Court documents show Facebook provided police in the US state of Nebraska with a teenager’s private chats about her at home abortion
Motherboard has obtained court documents that show Facebook provided police with a teenager’s private chats, in case about an abortion carried out at home.
The police in Nebraska then used those chats to seize her phone and computer, Motherboard reported. A 17-year-old girl and her mother have been charged with a series of felonies and misdemeanors over the matter.
It should be noted that Nebraska is not one of the US states to have changed its abortion laws since Roe v Wade was overturned in late June, after the US Supreme Court removed the country’s federal protection for terminations.
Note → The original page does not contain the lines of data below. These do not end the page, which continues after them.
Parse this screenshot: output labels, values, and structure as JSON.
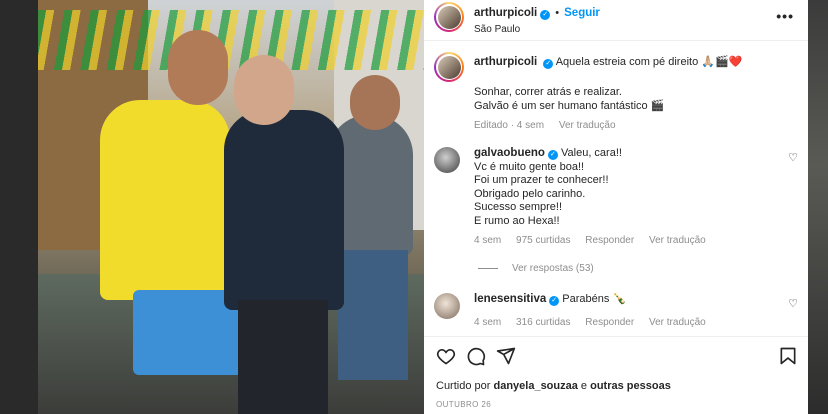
{
  "post": {
    "author": "arthurpicoli",
    "follow_label": "Seguir",
    "separator": "•",
    "location": "São Paulo",
    "more_label": "•••"
  },
  "caption": {
    "author": "arthurpicoli",
    "line1": "Aquela estreia com pé direito 🙏🏼🎬❤️",
    "line2": "Sonhar, correr atrás e realizar.",
    "line3": "Galvão é um ser humano fantástico 🎬",
    "edited": "Editado · 4 sem",
    "translate": "Ver tradução"
  },
  "comments": [
    {
      "author": "galvaobueno",
      "first": "Valeu, cara!!",
      "lines": [
        "Vc é muito gente boa!!",
        "Foi um prazer te conhecer!!",
        "Obrigado pelo carinho.",
        "Sucesso sempre!!",
        "E rumo ao Hexa!!"
      ],
      "time": "4 sem",
      "likes": "975 curtidas",
      "reply": "Responder",
      "translate": "Ver tradução"
    },
    {
      "author": "lenesensitiva",
      "first": "Parabéns 🍾",
      "lines": [],
      "time": "4 sem",
      "likes": "316 curtidas",
      "reply": "Responder",
      "translate": "Ver tradução"
    }
  ],
  "replies_label": "Ver respostas (53)",
  "liked_by": {
    "prefix": "Curtido por",
    "user": "danyela_souzaa",
    "middle": "e",
    "rest": "outras pessoas"
  },
  "date": "OUTUBRO 26",
  "icons": [
    "heart-icon",
    "comment-icon",
    "share-icon",
    "bookmark-icon",
    "more-icon",
    "verified-icon"
  ],
  "colors": {
    "accent": "#0095f6",
    "secondary_text": "#8e8e8e",
    "text": "#262626"
  }
}
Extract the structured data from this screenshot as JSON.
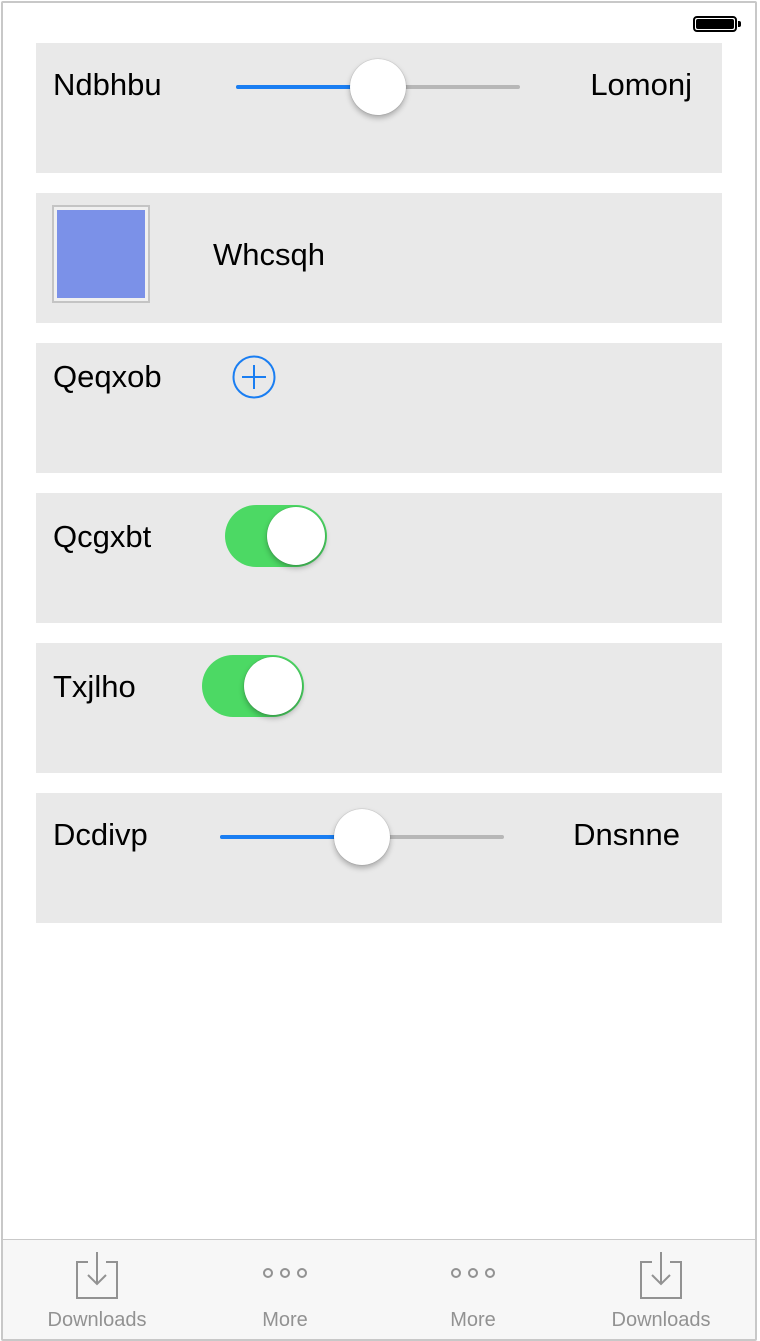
{
  "status_bar": {
    "battery_icon": "battery-full-icon"
  },
  "rows": [
    {
      "type": "slider",
      "label": "Ndbhbu",
      "value_label": "Lomonj",
      "slider_value": 0.5
    },
    {
      "type": "color",
      "label": "Whcsqh",
      "swatch_color": "#7b91e8"
    },
    {
      "type": "add",
      "label": "Qeqxob",
      "icon": "plus-circle-icon"
    },
    {
      "type": "switch",
      "label": "Qcgxbt",
      "on": true
    },
    {
      "type": "switch",
      "label": "Txjlho",
      "on": true
    },
    {
      "type": "slider",
      "label": "Dcdivp",
      "value_label": "Dnsnne",
      "slider_value": 0.5
    }
  ],
  "tabbar": {
    "tabs": [
      {
        "label": "Downloads",
        "icon": "download-icon"
      },
      {
        "label": "More",
        "icon": "more-icon"
      },
      {
        "label": "More",
        "icon": "more-icon"
      },
      {
        "label": "Downloads",
        "icon": "download-icon"
      }
    ]
  },
  "colors": {
    "accent": "#1a7ef2",
    "switch_on": "#4cd964",
    "cell_background": "#e9e9e9",
    "tab_inactive": "#929292"
  }
}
As a result of the change, Google said last month it would automatically delete Android smartphone users’ location history when they visit locations such as abortion clinics.
Facebook, it should be stressed, compiled with a lawful warrant ordering it to turn over the DMs to police, and it said there was not mention of abortion being involved in the case.
Nebraska’s case relies on evidence from the teenager’s private Facebook messages, which show the mother and daughter allegedly bought medication online to induce abortion, and then disposed of the body of the fetus.
The court documents obtained by Motherboard allege that the abortion took place before the Supreme Court overturned Roe v Wade in June.
It makes for harrowing reading, showing how abortion could, and will be, prosecuted in the United States following the Roe v Wade change, and how tech companies will be compelled by law enforcement to help prosecute their cases.
The 17 year old teenager was 28-weeks pregnant, which was later than Nebraska’s 20-week post-fertilisation abortion ban. Exceptions to this are possible if there is a risk of death to the mother or risk of serious complications.
The mother of the teenager has been charged with five crimes (three felonies, including “perform/attempt abortion at > 20 weeks, perform abortion by non-licensed doctor, and removing/concealing a dead human body).
The teenage girl meanwhile has been charged with one felony, “removing/concealing/abandoning dead human body” and two misdemeanors: concealing the death of another person and false reporting.
She is being tried as an adult.
This tragic case highlights concerns from abortion rights activists and privacy experts, that people’s digital communications, location data, period app tracking information, or other private data will be used against them to criminalise abortion.
The case is expected to head for a jury trial in October.
Meta confirmed that it had not informed about abortion, and it compiled with a lawful court order.
“Nothing in the valid warrants we received from local law enforcement in early June, prior to the Supreme Court decision, mentioned abortion,” a Meta spokesperson told Motherboard in a statement.
“The warrants concerned charges related to a criminal investigation and court documents indicate that police at the time were investigating the case of a stillborn baby who was burned and buried, not a decision to have an abortion,” said the Meta spokesperson.
“Both of these warrants were originally accompanied by non-disclosure orders, which prevented us from sharing any information about them,” the spokesperson added. “The orders have now been lifted.”